When a line of the entries contains "امنیت", please list that line.

***** Source information

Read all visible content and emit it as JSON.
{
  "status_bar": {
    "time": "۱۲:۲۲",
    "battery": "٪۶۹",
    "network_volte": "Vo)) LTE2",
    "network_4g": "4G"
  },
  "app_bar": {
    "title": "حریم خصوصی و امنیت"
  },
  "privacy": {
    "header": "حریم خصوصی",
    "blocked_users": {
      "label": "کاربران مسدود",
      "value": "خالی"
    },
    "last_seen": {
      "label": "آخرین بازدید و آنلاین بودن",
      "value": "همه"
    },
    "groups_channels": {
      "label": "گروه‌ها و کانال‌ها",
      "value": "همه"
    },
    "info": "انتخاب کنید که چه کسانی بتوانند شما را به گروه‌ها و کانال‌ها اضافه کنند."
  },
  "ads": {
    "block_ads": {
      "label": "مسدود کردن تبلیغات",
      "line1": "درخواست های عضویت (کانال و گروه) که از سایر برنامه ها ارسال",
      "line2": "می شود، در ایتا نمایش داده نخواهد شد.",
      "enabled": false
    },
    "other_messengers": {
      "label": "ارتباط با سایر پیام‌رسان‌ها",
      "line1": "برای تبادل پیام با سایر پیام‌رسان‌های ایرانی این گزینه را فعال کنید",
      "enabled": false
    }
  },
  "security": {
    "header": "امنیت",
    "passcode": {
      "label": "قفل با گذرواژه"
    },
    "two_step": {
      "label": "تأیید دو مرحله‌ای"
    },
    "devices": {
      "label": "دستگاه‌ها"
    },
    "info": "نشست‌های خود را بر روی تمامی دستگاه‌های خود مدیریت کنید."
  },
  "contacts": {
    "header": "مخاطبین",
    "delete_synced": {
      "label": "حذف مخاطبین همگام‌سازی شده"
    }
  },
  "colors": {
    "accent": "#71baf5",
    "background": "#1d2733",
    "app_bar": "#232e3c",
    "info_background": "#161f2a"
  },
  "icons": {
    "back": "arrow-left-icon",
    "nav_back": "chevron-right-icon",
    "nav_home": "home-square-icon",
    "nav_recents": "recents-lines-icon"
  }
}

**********

Finished task
    "title": "حریم خصوصی و امنیت"
    "header": "امنیت",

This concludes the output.